## Task brief
Throughout the entries below, report every line where "true" is found.

## Provided records
■ ■ ■ ■
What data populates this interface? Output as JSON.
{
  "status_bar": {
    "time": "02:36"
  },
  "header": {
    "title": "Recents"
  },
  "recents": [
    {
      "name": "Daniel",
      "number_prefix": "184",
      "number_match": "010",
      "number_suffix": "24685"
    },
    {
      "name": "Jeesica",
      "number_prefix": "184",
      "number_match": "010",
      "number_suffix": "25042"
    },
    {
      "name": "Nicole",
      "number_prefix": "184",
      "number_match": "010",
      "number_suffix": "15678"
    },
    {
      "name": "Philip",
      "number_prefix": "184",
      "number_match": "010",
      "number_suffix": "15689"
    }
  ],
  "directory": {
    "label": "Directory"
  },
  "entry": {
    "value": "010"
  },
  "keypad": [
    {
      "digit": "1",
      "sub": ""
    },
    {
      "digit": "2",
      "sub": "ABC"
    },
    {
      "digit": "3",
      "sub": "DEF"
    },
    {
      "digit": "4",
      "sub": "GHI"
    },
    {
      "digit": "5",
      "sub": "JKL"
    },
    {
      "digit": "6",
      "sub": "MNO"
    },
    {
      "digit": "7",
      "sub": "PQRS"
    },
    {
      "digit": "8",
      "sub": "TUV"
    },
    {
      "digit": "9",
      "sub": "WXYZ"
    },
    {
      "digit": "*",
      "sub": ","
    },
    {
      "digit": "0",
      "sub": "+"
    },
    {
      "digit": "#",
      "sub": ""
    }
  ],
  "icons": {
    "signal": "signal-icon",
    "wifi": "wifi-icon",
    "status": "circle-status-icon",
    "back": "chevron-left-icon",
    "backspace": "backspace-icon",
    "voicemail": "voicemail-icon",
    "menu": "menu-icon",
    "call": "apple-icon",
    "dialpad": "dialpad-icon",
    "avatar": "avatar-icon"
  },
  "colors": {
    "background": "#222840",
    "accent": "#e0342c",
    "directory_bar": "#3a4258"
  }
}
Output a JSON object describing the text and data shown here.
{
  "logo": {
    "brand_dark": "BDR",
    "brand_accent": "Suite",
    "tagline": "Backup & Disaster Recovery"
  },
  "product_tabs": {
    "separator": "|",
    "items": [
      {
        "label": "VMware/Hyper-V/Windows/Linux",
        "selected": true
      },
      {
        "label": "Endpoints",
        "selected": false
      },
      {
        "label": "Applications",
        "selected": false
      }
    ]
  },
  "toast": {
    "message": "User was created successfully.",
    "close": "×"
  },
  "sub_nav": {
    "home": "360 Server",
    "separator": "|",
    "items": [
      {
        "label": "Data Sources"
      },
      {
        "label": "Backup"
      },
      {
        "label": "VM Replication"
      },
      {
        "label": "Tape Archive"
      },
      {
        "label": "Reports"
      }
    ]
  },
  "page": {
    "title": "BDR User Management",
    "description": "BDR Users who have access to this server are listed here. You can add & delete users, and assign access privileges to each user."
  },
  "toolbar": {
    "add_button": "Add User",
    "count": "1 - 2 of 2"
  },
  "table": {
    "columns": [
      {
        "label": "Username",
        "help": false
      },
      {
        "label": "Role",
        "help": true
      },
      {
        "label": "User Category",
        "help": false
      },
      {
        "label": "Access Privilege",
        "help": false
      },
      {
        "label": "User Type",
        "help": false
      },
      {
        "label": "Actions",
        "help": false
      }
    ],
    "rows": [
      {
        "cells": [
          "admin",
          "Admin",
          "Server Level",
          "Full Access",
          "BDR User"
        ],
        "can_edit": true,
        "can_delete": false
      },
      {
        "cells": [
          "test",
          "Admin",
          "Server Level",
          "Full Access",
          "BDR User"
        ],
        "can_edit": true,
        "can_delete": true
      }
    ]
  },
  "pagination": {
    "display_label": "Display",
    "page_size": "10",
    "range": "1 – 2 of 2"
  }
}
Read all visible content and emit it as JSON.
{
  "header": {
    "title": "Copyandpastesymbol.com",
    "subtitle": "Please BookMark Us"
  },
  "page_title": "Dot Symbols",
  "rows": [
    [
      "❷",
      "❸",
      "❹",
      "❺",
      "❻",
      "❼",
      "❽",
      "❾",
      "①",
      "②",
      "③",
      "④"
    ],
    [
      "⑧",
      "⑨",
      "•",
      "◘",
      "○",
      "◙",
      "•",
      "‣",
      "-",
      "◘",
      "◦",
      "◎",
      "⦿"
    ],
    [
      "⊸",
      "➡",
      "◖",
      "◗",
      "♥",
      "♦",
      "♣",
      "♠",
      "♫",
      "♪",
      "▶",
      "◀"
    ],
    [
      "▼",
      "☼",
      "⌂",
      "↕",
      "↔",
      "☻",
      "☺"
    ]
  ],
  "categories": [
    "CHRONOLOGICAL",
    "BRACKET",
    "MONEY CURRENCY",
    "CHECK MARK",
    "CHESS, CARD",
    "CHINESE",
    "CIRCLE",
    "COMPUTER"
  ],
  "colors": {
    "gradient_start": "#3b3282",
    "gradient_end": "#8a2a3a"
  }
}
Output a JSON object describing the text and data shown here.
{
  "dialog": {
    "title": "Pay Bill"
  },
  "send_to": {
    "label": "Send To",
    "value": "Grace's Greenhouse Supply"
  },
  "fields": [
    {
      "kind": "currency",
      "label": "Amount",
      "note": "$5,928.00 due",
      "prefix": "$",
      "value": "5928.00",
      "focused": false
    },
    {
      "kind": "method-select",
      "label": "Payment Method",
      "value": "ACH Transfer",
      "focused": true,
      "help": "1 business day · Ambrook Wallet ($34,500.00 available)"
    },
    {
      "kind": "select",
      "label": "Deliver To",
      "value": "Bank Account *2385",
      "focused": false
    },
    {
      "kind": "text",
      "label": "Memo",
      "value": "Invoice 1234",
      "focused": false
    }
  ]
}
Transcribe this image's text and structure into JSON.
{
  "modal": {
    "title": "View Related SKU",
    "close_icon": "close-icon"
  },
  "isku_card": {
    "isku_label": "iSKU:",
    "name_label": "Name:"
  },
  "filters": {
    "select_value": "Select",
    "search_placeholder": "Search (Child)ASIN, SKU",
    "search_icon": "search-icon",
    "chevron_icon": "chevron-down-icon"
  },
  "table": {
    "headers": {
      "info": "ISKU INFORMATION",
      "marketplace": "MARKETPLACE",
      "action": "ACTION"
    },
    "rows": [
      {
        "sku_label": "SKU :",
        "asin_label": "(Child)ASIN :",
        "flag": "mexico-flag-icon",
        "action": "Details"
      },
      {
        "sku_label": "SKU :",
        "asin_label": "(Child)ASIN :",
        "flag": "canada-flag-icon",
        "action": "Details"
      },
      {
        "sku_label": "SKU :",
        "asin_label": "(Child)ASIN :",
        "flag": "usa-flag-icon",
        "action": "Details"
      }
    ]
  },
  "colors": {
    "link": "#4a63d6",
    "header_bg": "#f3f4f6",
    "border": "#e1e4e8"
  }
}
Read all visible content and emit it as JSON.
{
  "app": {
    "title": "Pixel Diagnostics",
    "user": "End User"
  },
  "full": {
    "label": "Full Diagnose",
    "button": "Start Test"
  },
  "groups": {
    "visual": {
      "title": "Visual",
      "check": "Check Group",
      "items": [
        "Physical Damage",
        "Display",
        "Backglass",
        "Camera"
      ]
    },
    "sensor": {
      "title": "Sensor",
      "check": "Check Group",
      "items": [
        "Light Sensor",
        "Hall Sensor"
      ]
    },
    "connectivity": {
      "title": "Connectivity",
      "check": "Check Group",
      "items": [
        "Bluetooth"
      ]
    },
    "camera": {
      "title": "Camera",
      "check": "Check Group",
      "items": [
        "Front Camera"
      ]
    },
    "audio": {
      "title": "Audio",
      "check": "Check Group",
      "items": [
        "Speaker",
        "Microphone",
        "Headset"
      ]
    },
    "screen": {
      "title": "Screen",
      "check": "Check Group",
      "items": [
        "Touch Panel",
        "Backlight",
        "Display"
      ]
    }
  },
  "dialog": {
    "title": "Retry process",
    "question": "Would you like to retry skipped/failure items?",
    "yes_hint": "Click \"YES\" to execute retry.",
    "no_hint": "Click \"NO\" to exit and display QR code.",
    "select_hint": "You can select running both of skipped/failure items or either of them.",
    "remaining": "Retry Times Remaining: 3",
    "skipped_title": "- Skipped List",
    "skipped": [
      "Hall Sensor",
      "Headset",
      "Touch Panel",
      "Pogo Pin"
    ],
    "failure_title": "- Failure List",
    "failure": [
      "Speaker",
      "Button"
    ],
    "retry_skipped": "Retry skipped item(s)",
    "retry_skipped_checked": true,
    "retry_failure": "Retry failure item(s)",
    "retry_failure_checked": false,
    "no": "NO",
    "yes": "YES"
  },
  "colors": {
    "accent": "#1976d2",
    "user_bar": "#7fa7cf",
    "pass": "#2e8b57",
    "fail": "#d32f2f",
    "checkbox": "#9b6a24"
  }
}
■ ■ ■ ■
## Written solution
        "selected": true
        "help": true
        "can_edit": true,
        "can_edit": true,
        "can_delete": true
      "focused": true,
    "retry_skipped_checked": true,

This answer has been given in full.